- _TASK INPUTS_
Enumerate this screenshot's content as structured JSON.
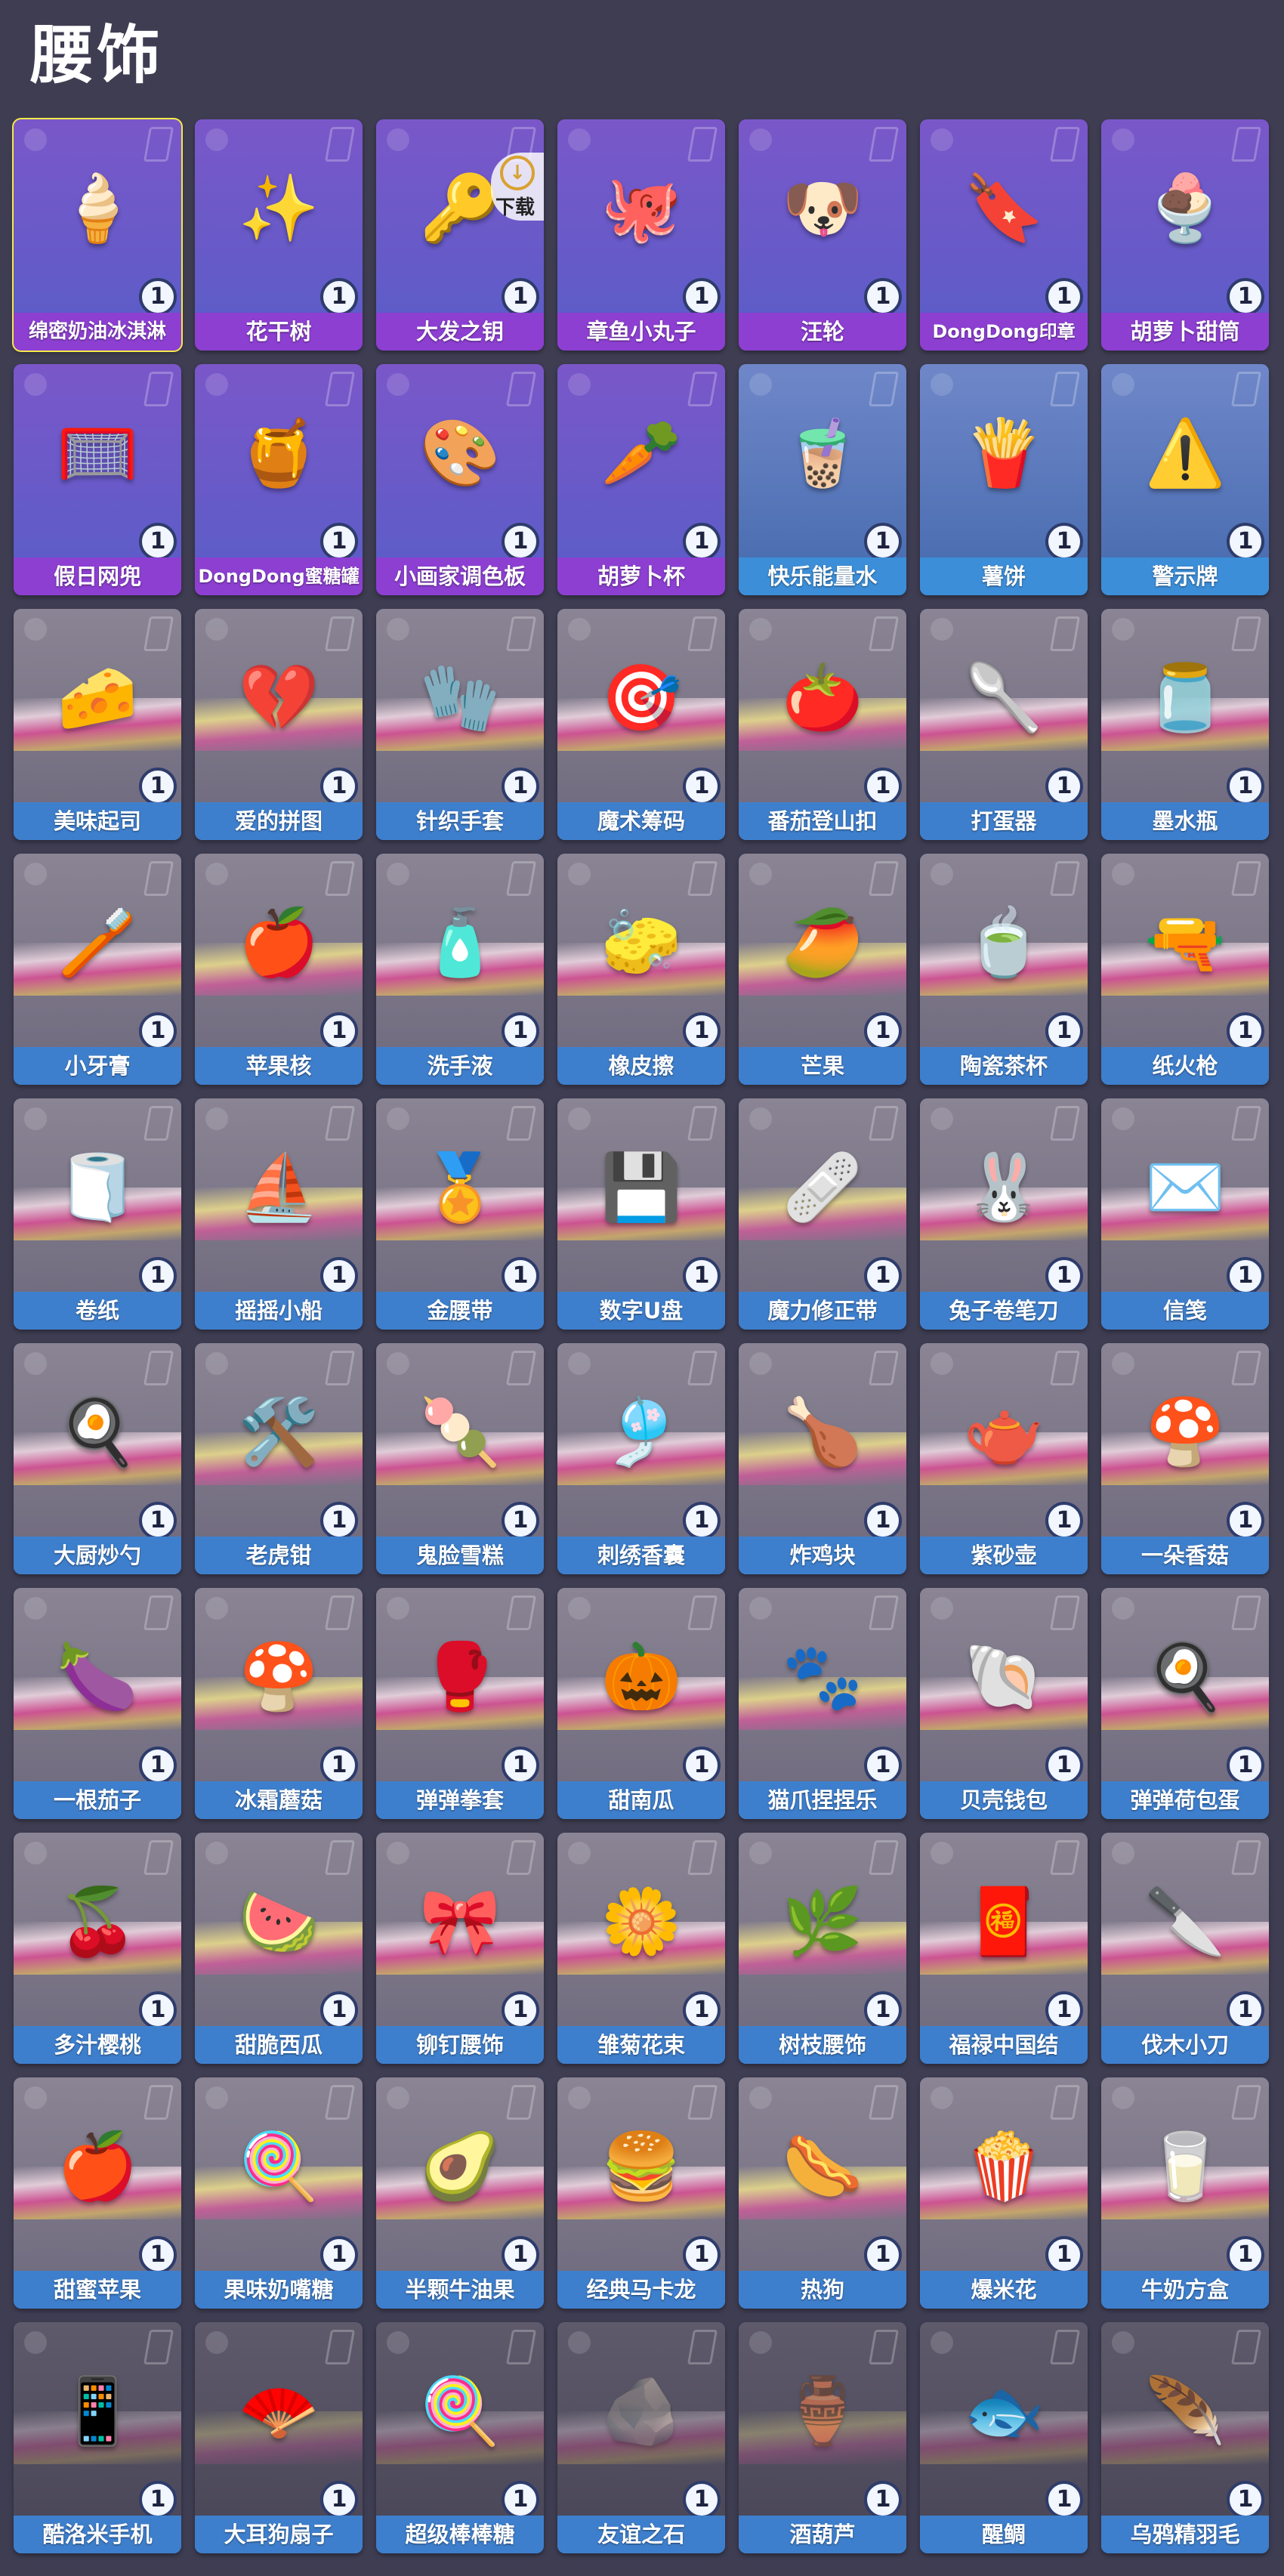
{
  "page": {
    "title": "腰饰",
    "download_label": "下载",
    "background": "#3f3d52"
  },
  "rarity_colors": {
    "purple": {
      "bar": "#8d3fd2",
      "bg_top": "#7a57c9",
      "bg_bottom": "#5e5cc8"
    },
    "blue": {
      "bar": "#3c8ed8",
      "bg_top": "#6f87c9",
      "bg_bottom": "#4c6fb2"
    },
    "grey": {
      "bar": "#3e7fcd",
      "bg_top": "#8a8494",
      "bg_bottom": "#726d80"
    },
    "dark": {
      "bar": "#3e7fcd",
      "bg_top": "#5e5a6b",
      "bg_bottom": "#4b4859"
    }
  },
  "items": [
    {
      "name": "绵密奶油冰淇淋",
      "qty": "1",
      "rarity": "purple",
      "icon": "ice-cream-cone",
      "glyph": "🍦",
      "selected": true
    },
    {
      "name": "花干树",
      "qty": "1",
      "rarity": "purple",
      "icon": "sparkle-tree",
      "glyph": "✨"
    },
    {
      "name": "大发之钥",
      "qty": "1",
      "rarity": "purple",
      "icon": "key",
      "glyph": "🔑",
      "download": true
    },
    {
      "name": "章鱼小丸子",
      "qty": "1",
      "rarity": "purple",
      "icon": "octopus-ball",
      "glyph": "🐙"
    },
    {
      "name": "汪轮",
      "qty": "1",
      "rarity": "purple",
      "icon": "dog-wheel",
      "glyph": "🐶"
    },
    {
      "name": "DongDong印章",
      "qty": "1",
      "rarity": "purple",
      "icon": "stamp",
      "glyph": "🔖"
    },
    {
      "name": "胡萝卜甜筒",
      "qty": "1",
      "rarity": "purple",
      "icon": "carrot-cone",
      "glyph": "🍨"
    },
    {
      "name": "假日网兜",
      "qty": "1",
      "rarity": "purple",
      "icon": "net",
      "glyph": "🥅"
    },
    {
      "name": "DongDong蜜糖罐",
      "qty": "1",
      "rarity": "purple",
      "icon": "honey-jar",
      "glyph": "🍯"
    },
    {
      "name": "小画家调色板",
      "qty": "1",
      "rarity": "purple",
      "icon": "palette",
      "glyph": "🎨"
    },
    {
      "name": "胡萝卜杯",
      "qty": "1",
      "rarity": "purple",
      "icon": "carrot-cup",
      "glyph": "🥕"
    },
    {
      "name": "快乐能量水",
      "qty": "1",
      "rarity": "blue",
      "icon": "bubble-tea",
      "glyph": "🧋"
    },
    {
      "name": "薯饼",
      "qty": "1",
      "rarity": "blue",
      "icon": "fries",
      "glyph": "🍟"
    },
    {
      "name": "警示牌",
      "qty": "1",
      "rarity": "blue",
      "icon": "warning-sign",
      "glyph": "⚠️"
    },
    {
      "name": "美味起司",
      "qty": "1",
      "rarity": "grey",
      "icon": "cheese",
      "glyph": "🧀"
    },
    {
      "name": "爱的拼图",
      "qty": "1",
      "rarity": "grey",
      "icon": "heart-puzzle",
      "glyph": "💔"
    },
    {
      "name": "针织手套",
      "qty": "1",
      "rarity": "grey",
      "icon": "mitten",
      "glyph": "🧤"
    },
    {
      "name": "魔术筹码",
      "qty": "1",
      "rarity": "grey",
      "icon": "poker-chip",
      "glyph": "🎯"
    },
    {
      "name": "番茄登山扣",
      "qty": "1",
      "rarity": "grey",
      "icon": "tomato-carabiner",
      "glyph": "🍅"
    },
    {
      "name": "打蛋器",
      "qty": "1",
      "rarity": "grey",
      "icon": "whisk",
      "glyph": "🥄"
    },
    {
      "name": "墨水瓶",
      "qty": "1",
      "rarity": "grey",
      "icon": "ink-bottle",
      "glyph": "🫙"
    },
    {
      "name": "小牙膏",
      "qty": "1",
      "rarity": "grey",
      "icon": "toothpaste",
      "glyph": "🪥"
    },
    {
      "name": "苹果核",
      "qty": "1",
      "rarity": "grey",
      "icon": "apple-core",
      "glyph": "🍎"
    },
    {
      "name": "洗手液",
      "qty": "1",
      "rarity": "grey",
      "icon": "hand-soap",
      "glyph": "🧴"
    },
    {
      "name": "橡皮擦",
      "qty": "1",
      "rarity": "grey",
      "icon": "eraser",
      "glyph": "🧽"
    },
    {
      "name": "芒果",
      "qty": "1",
      "rarity": "grey",
      "icon": "mango",
      "glyph": "🥭"
    },
    {
      "name": "陶瓷茶杯",
      "qty": "1",
      "rarity": "grey",
      "icon": "tea-cup",
      "glyph": "🍵"
    },
    {
      "name": "纸火枪",
      "qty": "1",
      "rarity": "grey",
      "icon": "paper-gun",
      "glyph": "🔫"
    },
    {
      "name": "卷纸",
      "qty": "1",
      "rarity": "grey",
      "icon": "toilet-roll",
      "glyph": "🧻"
    },
    {
      "name": "摇摇小船",
      "qty": "1",
      "rarity": "grey",
      "icon": "paper-boat",
      "glyph": "⛵"
    },
    {
      "name": "金腰带",
      "qty": "1",
      "rarity": "grey",
      "icon": "gold-belt",
      "glyph": "🏅"
    },
    {
      "name": "数字U盘",
      "qty": "1",
      "rarity": "grey",
      "icon": "usb-drive",
      "glyph": "💾"
    },
    {
      "name": "魔力修正带",
      "qty": "1",
      "rarity": "grey",
      "icon": "correction-tape",
      "glyph": "🩹"
    },
    {
      "name": "兔子卷笔刀",
      "qty": "1",
      "rarity": "grey",
      "icon": "rabbit-sharpener",
      "glyph": "🐰"
    },
    {
      "name": "信笺",
      "qty": "1",
      "rarity": "grey",
      "icon": "envelope",
      "glyph": "✉️"
    },
    {
      "name": "大厨炒勺",
      "qty": "1",
      "rarity": "grey",
      "icon": "ladle",
      "glyph": "🍳"
    },
    {
      "name": "老虎钳",
      "qty": "1",
      "rarity": "grey",
      "icon": "pliers",
      "glyph": "🛠️"
    },
    {
      "name": "鬼脸雪糕",
      "qty": "1",
      "rarity": "grey",
      "icon": "popsicle",
      "glyph": "🍡"
    },
    {
      "name": "刺绣香囊",
      "qty": "1",
      "rarity": "grey",
      "icon": "sachet",
      "glyph": "🎐"
    },
    {
      "name": "炸鸡块",
      "qty": "1",
      "rarity": "grey",
      "icon": "nugget",
      "glyph": "🍗"
    },
    {
      "name": "紫砂壶",
      "qty": "1",
      "rarity": "grey",
      "icon": "teapot",
      "glyph": "🫖"
    },
    {
      "name": "一朵香菇",
      "qty": "1",
      "rarity": "grey",
      "icon": "mushroom",
      "glyph": "🍄"
    },
    {
      "name": "一根茄子",
      "qty": "1",
      "rarity": "grey",
      "icon": "eggplant",
      "glyph": "🍆"
    },
    {
      "name": "冰霜蘑菇",
      "qty": "1",
      "rarity": "grey",
      "icon": "frost-mushroom",
      "glyph": "🍄"
    },
    {
      "name": "弹弹拳套",
      "qty": "1",
      "rarity": "grey",
      "icon": "spring-glove",
      "glyph": "🥊"
    },
    {
      "name": "甜南瓜",
      "qty": "1",
      "rarity": "grey",
      "icon": "pumpkin",
      "glyph": "🎃"
    },
    {
      "name": "猫爪捏捏乐",
      "qty": "1",
      "rarity": "grey",
      "icon": "cat-paw",
      "glyph": "🐾"
    },
    {
      "name": "贝壳钱包",
      "qty": "1",
      "rarity": "grey",
      "icon": "shell-purse",
      "glyph": "🐚"
    },
    {
      "name": "弹弹荷包蛋",
      "qty": "1",
      "rarity": "grey",
      "icon": "fried-egg",
      "glyph": "🍳"
    },
    {
      "name": "多汁樱桃",
      "qty": "1",
      "rarity": "grey",
      "icon": "cherries",
      "glyph": "🍒"
    },
    {
      "name": "甜脆西瓜",
      "qty": "1",
      "rarity": "grey",
      "icon": "watermelon",
      "glyph": "🍉"
    },
    {
      "name": "铆钉腰饰",
      "qty": "1",
      "rarity": "grey",
      "icon": "bow-tie",
      "glyph": "🎀"
    },
    {
      "name": "雏菊花束",
      "qty": "1",
      "rarity": "grey",
      "icon": "daisy",
      "glyph": "🌼"
    },
    {
      "name": "树枝腰饰",
      "qty": "1",
      "rarity": "grey",
      "icon": "branch",
      "glyph": "🌿"
    },
    {
      "name": "福禄中国结",
      "qty": "1",
      "rarity": "grey",
      "icon": "chinese-knot",
      "glyph": "🧧"
    },
    {
      "name": "伐木小刀",
      "qty": "1",
      "rarity": "grey",
      "icon": "knife",
      "glyph": "🔪"
    },
    {
      "name": "甜蜜苹果",
      "qty": "1",
      "rarity": "grey",
      "icon": "apple",
      "glyph": "🍎"
    },
    {
      "name": "果味奶嘴糖",
      "qty": "1",
      "rarity": "grey",
      "icon": "pacifier-candy",
      "glyph": "🍭"
    },
    {
      "name": "半颗牛油果",
      "qty": "1",
      "rarity": "grey",
      "icon": "avocado",
      "glyph": "🥑"
    },
    {
      "name": "经典马卡龙",
      "qty": "1",
      "rarity": "grey",
      "icon": "macaron",
      "glyph": "🍔"
    },
    {
      "name": "热狗",
      "qty": "1",
      "rarity": "grey",
      "icon": "hot-dog",
      "glyph": "🌭"
    },
    {
      "name": "爆米花",
      "qty": "1",
      "rarity": "grey",
      "icon": "popcorn",
      "glyph": "🍿"
    },
    {
      "name": "牛奶方盒",
      "qty": "1",
      "rarity": "grey",
      "icon": "milk-carton",
      "glyph": "🥛"
    },
    {
      "name": "酷洛米手机",
      "qty": "1",
      "rarity": "dark",
      "icon": "phone",
      "glyph": "📱"
    },
    {
      "name": "大耳狗扇子",
      "qty": "1",
      "rarity": "dark",
      "icon": "fan",
      "glyph": "🪭"
    },
    {
      "name": "超级棒棒糖",
      "qty": "1",
      "rarity": "dark",
      "icon": "lollipop",
      "glyph": "🍭"
    },
    {
      "name": "友谊之石",
      "qty": "1",
      "rarity": "dark",
      "icon": "stone",
      "glyph": "🪨",
      "dim": true
    },
    {
      "name": "酒葫芦",
      "qty": "1",
      "rarity": "dark",
      "icon": "gourd",
      "glyph": "🏺",
      "dim": true
    },
    {
      "name": "醒鲷",
      "qty": "1",
      "rarity": "dark",
      "icon": "fish",
      "glyph": "🐟"
    },
    {
      "name": "乌鸦精羽毛",
      "qty": "1",
      "rarity": "dark",
      "icon": "feather",
      "glyph": "🪶"
    }
  ]
}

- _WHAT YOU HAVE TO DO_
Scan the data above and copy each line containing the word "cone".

- _SOLUTION TO THE PROBLEM_
      "icon": "ice-cream-cone",
      "icon": "carrot-cone",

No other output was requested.